We have previously demonstrated abnormalities in insulin secretion in adolescents with type 2 diabetes mellitus (DM2) in response to the mixed meal test and to glucagon. In order to further assess beta-cell function in DM2, we measured insulin and C-peptide responses to oral glucose in adolescents with DM2 in comparison to non-diabetic obese and lean adolescents. We studied 20 patients with DM2, 25 obese adolescents with matching body mass index (BMI) (33.8 ± 1.4 vs 34.3 ± 1.0 kg/m2), and 12 non-obese control adolescents (BMI 22.6 ± 0.6 kg/m2). Mean age, sex and sexual maturation did not differ between the three groups. All adolescents with DM2 had negative islet cell antibodies (ICA); five patients were on diet and 15 on insulin treatment. Fasting lipid profiles were determined in all participants. Plasma glucose and serum C-peptide and insulin levels were measured at 0, 30, 60, 90, and 120 min after an oral glucose load. The C-peptide increment (ΔCP) was calculated as peak minus fasting C-peptide. Area under the curve (AUC) was estimated using the trapezoid method. Insulin resistance was estimated using the HOMA model (HOMA-IR). The first phase of insulin secretion (PH1) was computed using a previously published formula. Serum triglyceride levels were significantly higher in the patients with DM2 compared to the non-obese controls (1.4 ± 0.1 vs 0.9 ± 0.1 mmol/l; p = 0.02). Plasma glucose AUC was greater in the patients with DM2 compared to the obese and non-obese control groups (1,660 ± 130 vs 717 ± 17 vs 647 ± 14 mmol/l.min; p <0.0001). ΔCP was lower in adolescents with DM2 than in obese and non-obese adolescents (761 ± 132 vs 1,721 ± 165 vs 1,225 ± 165 pmol/l; p <0.001). Insulin AUC was lower in the patients with DM2 compared to obese controls (888 ± 206 vs 1,606 ± 166 pmol/l.h; p = 0.009), but comparable to that of the non-obese controls (888 ± 206 vs 852 ± 222 pmol/l.h; p = 0.9). Insulin AUC was also higher in the obese than in the non-obese group (p = 0.05). PH1 was significantly higher in the obese group compared to the patients with DM2 as well as to the non-obese controls (2,614 ± 2,47.9 vs 929.6 ± 403.5 vs 1,946 ± 300.6 pmol/l, respectively; p = 0.001). PH1 was also higher in the non-obese controls than in the patients with DM2 (p = 0.05). HOMA-IR was three-fold higher in the patients with DM2 than in the BMI-matched obese group, and five-fold higher than in the lean controls (14.3 ± 1.2 vs 5.4 ± 0.8 vs 2.9 ± 0.4; p = 0.0002). Adolescents with DM2 have dyslipidemia, a significant cardiovascular risk factor. Decreased beta-cell function is characteristic of adolescents with DM2 in the presence of severe insulin resistance.

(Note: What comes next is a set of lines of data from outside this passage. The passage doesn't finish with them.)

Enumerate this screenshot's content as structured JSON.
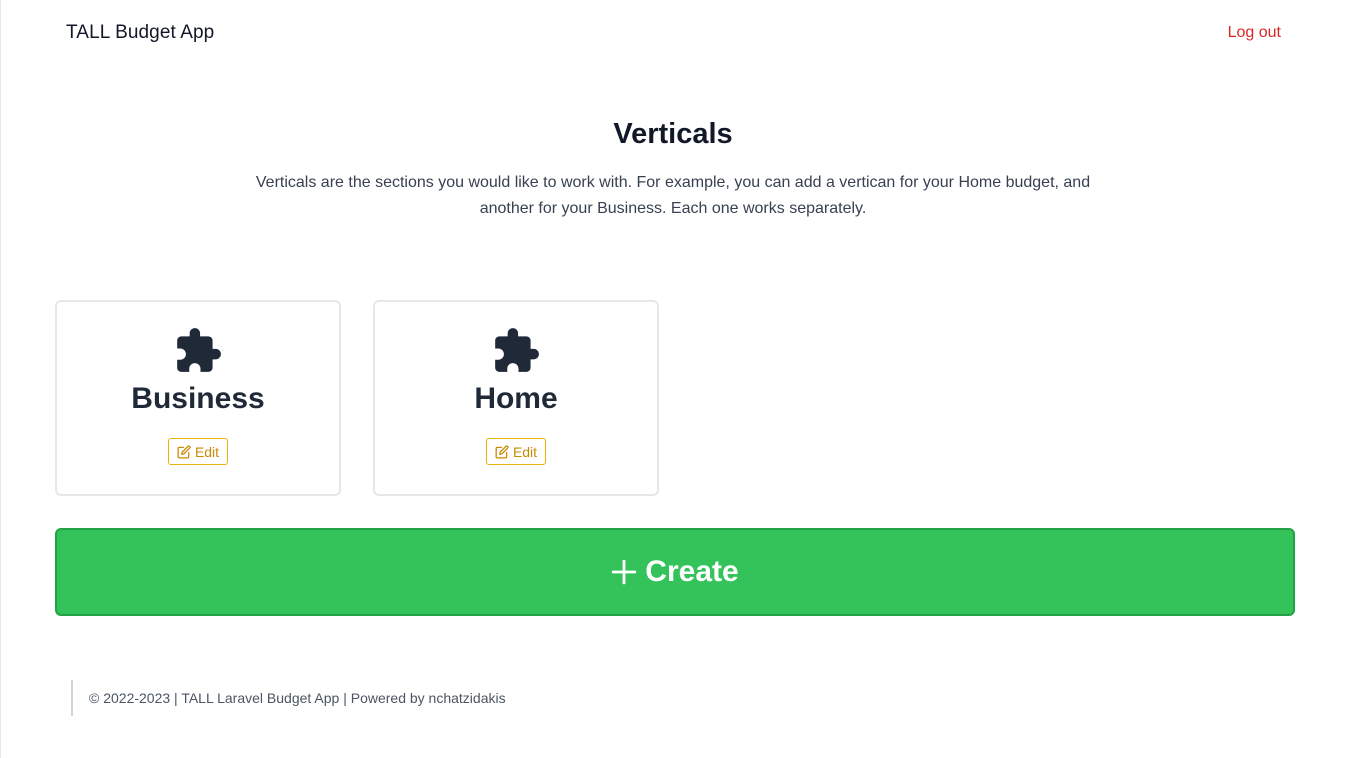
{
  "header": {
    "app_title": "TALL Budget App",
    "logout_label": "Log out"
  },
  "hero": {
    "title": "Verticals",
    "description": "Verticals are the sections you would like to work with. For example, you can add a vertican for your Home budget, and another for your Business. Each one works separately."
  },
  "verticals": [
    {
      "name": "Business",
      "icon": "puzzle-icon",
      "edit_label": "Edit"
    },
    {
      "name": "Home",
      "icon": "puzzle-icon",
      "edit_label": "Edit"
    }
  ],
  "create_button": {
    "label": "Create",
    "icon": "plus-icon",
    "color": "#34c35a"
  },
  "footer": {
    "text": "© 2022-2023 | TALL Laravel Budget App | Powered by nchatzidakis"
  },
  "colors": {
    "logout": "#dc2626",
    "edit": "#ca8a04",
    "create_bg": "#34c35a"
  }
}
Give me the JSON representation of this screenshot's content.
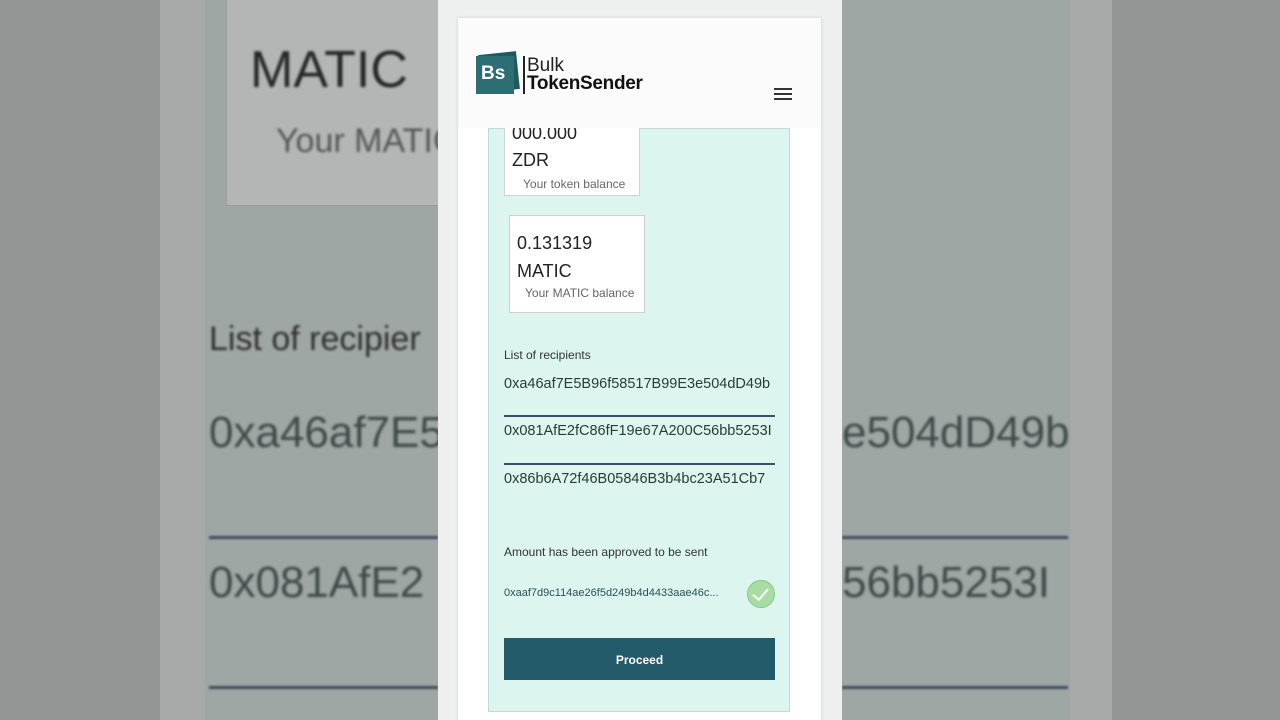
{
  "brand": {
    "logo_text": "Bs",
    "line1": "Bulk",
    "line2": "TokenSender"
  },
  "balances": {
    "token": {
      "value_partial": "000.000",
      "symbol": "ZDR",
      "caption": "Your token balance"
    },
    "matic": {
      "value": "0.131319",
      "symbol": "MATIC",
      "caption": "Your MATIC balance"
    }
  },
  "recipients": {
    "label": "List of recipients",
    "items": [
      "0xa46af7E5B96f58517B99E3e504dD49b",
      "0x081AfE2fC86fF19e67A200C56bb5253I",
      "0x86b6A72f46B05846B3b4bc23A51Cb7"
    ]
  },
  "approval": {
    "label": "Amount has been approved to be sent",
    "tx_hash": "0xaaf7d9c114ae26f5d249b4d4433aae46c..."
  },
  "proceed_label": "Proceed",
  "background": {
    "matic": "MATIC",
    "your_matic": "Your MATIC",
    "list_label": "List of recipier",
    "addr1_left": "0xa46af7E5",
    "addr1_right": "e504dD49b",
    "addr2_left": "0x081AfE2",
    "addr2_right": "56bb5253I"
  },
  "colors": {
    "accent": "#245b6a",
    "panel": "#dcf5ef",
    "success": "#a8dca4"
  }
}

Original languageEnglish
Pages (from-to)135-142
Number of pages8
JournalJournal of Pediatric Endocrinology and Metabolism
Issue number2
StatePublished - Feb 2006

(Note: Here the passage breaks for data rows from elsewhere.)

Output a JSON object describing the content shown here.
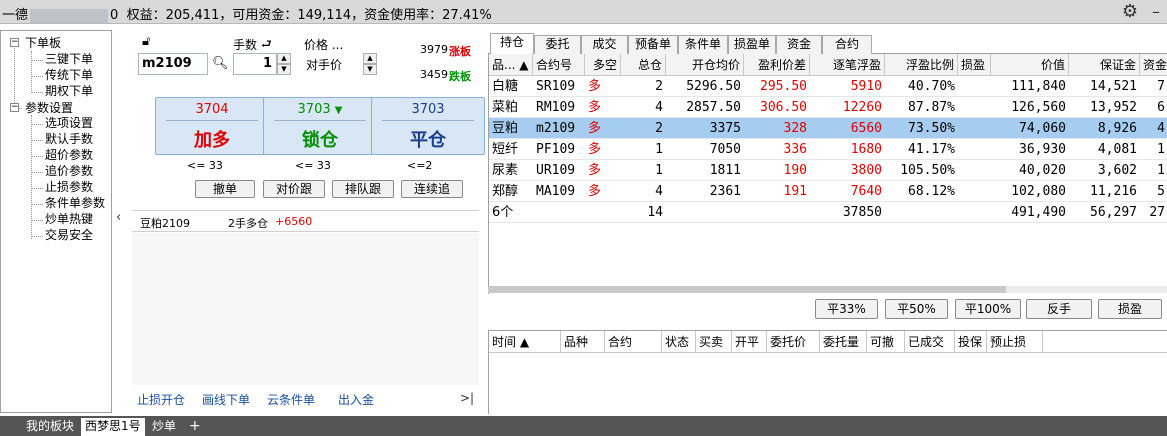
{
  "titlebar": {
    "prefix": "一德",
    "suffix": "0",
    "equity_label": "权益：",
    "equity": "205,411",
    "available_label": "，可用资金：",
    "available": "149,114",
    "usage_label": "，资金使用率：",
    "usage": "27.41%"
  },
  "tree": {
    "group1": "下单板",
    "group1_items": [
      "三键下单",
      "传统下单",
      "期权下单"
    ],
    "group2": "参数设置",
    "group2_items": [
      "选项设置",
      "默认手数",
      "超价参数",
      "追价参数",
      "止损参数",
      "条件单参数",
      "炒单热键",
      "交易安全"
    ]
  },
  "order": {
    "contract": "m2109",
    "qty_label": "手数",
    "qty": "1",
    "price_label": "价格 ...",
    "price_type": "对手价",
    "limit_up_price": "3979",
    "limit_up_label": "涨板",
    "limit_down_price": "3459",
    "limit_down_label": "跌板",
    "buy_price": "3704",
    "buy_label": "加多",
    "lock_price": "3703",
    "lock_label": "锁仓",
    "close_price": "3703",
    "close_label": "平仓",
    "buy_limit": "<= 33",
    "lock_limit": "<= 33",
    "close_limit": "<=2",
    "cancel": "撤单",
    "chase_counter": "对价跟",
    "chase_queue": "排队跟",
    "continuous_chase": "连续追"
  },
  "summary": {
    "name": "豆粕2109",
    "position": "2手多仓",
    "pnl": "+6560"
  },
  "links": [
    "止损开仓",
    "画线下单",
    "云条件单",
    "出入金"
  ],
  "links_more": ">|",
  "tabs": [
    "持仓",
    "委托",
    "成交",
    "预备单",
    "条件单",
    "损盈单",
    "资金",
    "合约"
  ],
  "positions": {
    "headers": [
      "品... ▲",
      "合约号",
      "多空",
      "总仓",
      "开仓均价",
      "盈利价差",
      "逐笔浮盈",
      "浮盈比例",
      "损盈",
      "价值",
      "保证金",
      "资金"
    ],
    "rows": [
      [
        "白糖",
        "SR109",
        "多",
        "2",
        "5296.50",
        "295.50",
        "5910",
        "40.70%",
        "",
        "111,840",
        "14,521",
        "7"
      ],
      [
        "菜粕",
        "RM109",
        "多",
        "4",
        "2857.50",
        "306.50",
        "12260",
        "87.87%",
        "",
        "126,560",
        "13,952",
        "6"
      ],
      [
        "豆粕",
        "m2109",
        "多",
        "2",
        "3375",
        "328",
        "6560",
        "73.50%",
        "",
        "74,060",
        "8,926",
        "4"
      ],
      [
        "短纤",
        "PF109",
        "多",
        "1",
        "7050",
        "336",
        "1680",
        "41.17%",
        "",
        "36,930",
        "4,081",
        "1"
      ],
      [
        "尿素",
        "UR109",
        "多",
        "1",
        "1811",
        "190",
        "3800",
        "105.50%",
        "",
        "40,020",
        "3,602",
        "1"
      ],
      [
        "郑醇",
        "MA109",
        "多",
        "4",
        "2361",
        "191",
        "7640",
        "68.12%",
        "",
        "102,080",
        "11,216",
        "5"
      ]
    ],
    "total": [
      "6个",
      "",
      "",
      "14",
      "",
      "",
      "37850",
      "",
      "",
      "491,490",
      "56,297",
      "27"
    ]
  },
  "actions": [
    "平33%",
    "平50%",
    "平100%",
    "反手",
    "损盈"
  ],
  "orders": {
    "headers": [
      "时间 ▲",
      "品种",
      "合约",
      "状态",
      "买卖",
      "开平",
      "委托价",
      "委托量",
      "可撤",
      "已成交",
      "投保",
      "预止损"
    ]
  },
  "bottom_tabs": [
    "我的板块",
    "西梦思1号",
    "炒单",
    "+"
  ],
  "colors": {
    "red": "#e00000",
    "green": "#009000",
    "selected_row": "#a6cdf0",
    "button_blue": "#d8e6f5"
  }
}
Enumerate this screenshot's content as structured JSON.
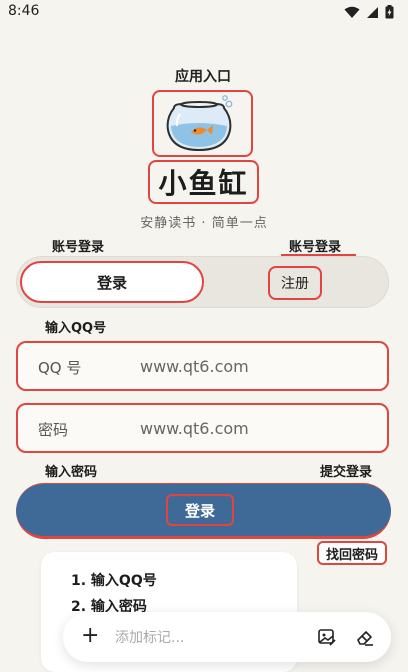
{
  "status_bar": {
    "time": "8:46"
  },
  "header": {
    "entry_caption": "应用入口",
    "app_title": "小鱼缸",
    "slogan": "安静读书 · 简单一点"
  },
  "annotations": {
    "account_login_left": "账号登录",
    "account_login_right": "账号登录",
    "input_qq": "输入QQ号",
    "input_password": "输入密码",
    "submit_login": "提交登录"
  },
  "tabs": {
    "login": "登录",
    "register": "注册"
  },
  "form": {
    "qq_label": "QQ 号",
    "qq_placeholder": "www.qt6.com",
    "password_label": "密码",
    "password_placeholder": "www.qt6.com"
  },
  "login_button": "登录",
  "forgot_password": "找回密码",
  "steps": [
    "1. 输入QQ号",
    "2. 输入密码"
  ],
  "annotation_bar": {
    "placeholder": "添加标记..."
  },
  "colors": {
    "accent_red": "#e0453f",
    "button_blue": "#3f6a98",
    "background": "#f6f4ef"
  }
}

  • Adolescents
  • African-American
  • Insulin resistance
  • Insulin secretion
  • Type 2 diabetes mellitus


Dive into the research topics of 'Type 2 diabetes mellitus in African-American adolescents: Impaired beta-cell function in the face of severe insulin resistance'. Together they form a unique fingerprint.

Cite this